A sample of Neil’s representations includes products such as: solar cells and modules (China, Taiwan), anti-friction bearings (Japan), steel (Japan, Netherlands, Russia, India, England), lumber (Canada), washing machines (Korea), newspaper printing presses (Japan), uranium (former Soviet Union), fertilizer products (Russia) and motion pictures (U.S./Canada). In highly political “non-market economy” cases, he has provided advice in the negotiation of suspension agreements to settle the anti-dumping disputes.
Neil also has extensive experience advising governments and companies on the use of the dispute settlement system of the World Trade Organization (WTO) to resolve trade disputes, particularly in the areas of anti-dumping and countervailing duties. He has participated in all stages of WTO litigation, including consultations, panel and Appellate Body proceedings, compliance proceedings and arbitrations.
In the antitrust area, Neil has advised a range of clients, including multinational corporations and trade associations, regarding compliance with federal antitrust rules, and has advised U.S. and foreign companies in the federal merger review process.
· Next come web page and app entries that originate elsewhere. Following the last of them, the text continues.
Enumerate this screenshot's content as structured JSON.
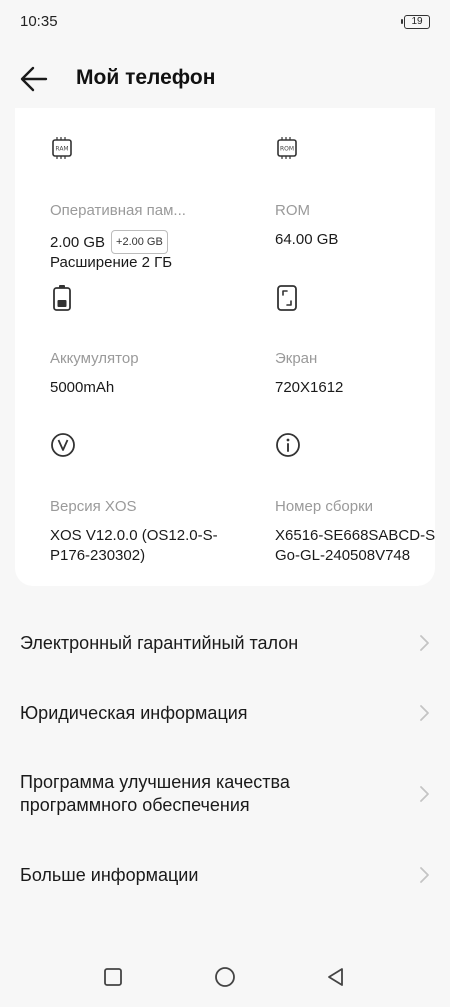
{
  "status_bar": {
    "time": "10:35",
    "battery": "19"
  },
  "header": {
    "title": "Мой телефон",
    "back_icon": "arrow-left-icon"
  },
  "specs": [
    {
      "icon": "ram-chip-icon",
      "icon_text": "RAM",
      "label": "Оперативная пам...",
      "value": "2.00 GB",
      "badge": "+2.00 GB",
      "extra": "Расширение 2 ГБ"
    },
    {
      "icon": "rom-chip-icon",
      "icon_text": "ROM",
      "label": "ROM",
      "value": "64.00 GB"
    },
    {
      "icon": "battery-icon",
      "label": "Аккумулятор",
      "value": "5000mAh"
    },
    {
      "icon": "screen-icon",
      "label": "Экран",
      "value": "720X1612"
    },
    {
      "icon": "xos-version-icon",
      "icon_text": "V",
      "label": "Версия XOS",
      "value": "XOS V12.0.0 (OS12.0-S-P176-230302)"
    },
    {
      "icon": "info-icon",
      "label": "Номер сборки",
      "value": "X6516-SE668SABCD-SGo-GL-240508V748"
    }
  ],
  "menu": [
    {
      "label": "Электронный гарантийный талон"
    },
    {
      "label": "Юридическая информация"
    },
    {
      "label": "Программа улучшения качества программного обеспечения"
    },
    {
      "label": "Больше информации"
    }
  ],
  "nav": {
    "recent": "square-icon",
    "home": "circle-icon",
    "back": "triangle-back-icon"
  },
  "colors": {
    "background": "#f7f7f7",
    "card": "#ffffff",
    "secondary_text": "#9a9a9a",
    "chevron": "#c4c4c4"
  }
}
He also represented companies involved in civil investigations by the U.S. Department of Justice and in federal and state private antitrust litigation.
Before entering private practice, Neil worked in the Appellate Section of the Antitrust Division of the U.S. Department of Justice, where he briefed and argued antitrust and administrative law cases in the U.S. courts of appeals. Neil was also a full-time law professor at Hofstra University in New York, where he taught courses in the areas of international trade and maritime law. He speaks regularly at conferences on international trade topics and has published articles on trade and antitrust.
Neil was recognized by the 2016 and 2017 editions of Chambers USA for his “matter-of-fact” style, which “in a very complicated area, makes it seem very elementary.” Clients describe him as “very practical, down-to-earth and strategic.” Neil has been listed in the International Who’s Who of Trade and Customs Lawyers every year since 2005. Clients in the 2019 edition mention that he “has an excellent ability to present in-depth insights and reasonable alternatives that analyze the core of issues in a timely manner.” In the 2016 edition, he was appraised as someone “who provides extremely practical advice on an urgent basis,” as well as being “a pleasure to work with on a personal level.” He has been listed as a “Best Lawyer” by The Best Lawyers in America in International Trade and Finance Law from 2012 to 2019.
Admissions & Certifications
- U.S. Court of International Trade
- U.S. Court of Appeals, 4th Circuit
- U.S. Court of Appeals, 8th Circuit
- U.S. Court of Appeals, 10th Circuit
- U.S. Court of Appeals, D.C. Circuit
- U.S. Court of Appeals, Federal Circuit
- U.S. District Court, District of Columbia
- District of Columbia
- Yale Law School, J.D., 1980
- Cornell University, A.B., 1976 (cum laude)
- Gilbert S. Merritt, U.S. Court of Appeals, 6th Circuit (1980 - 1981)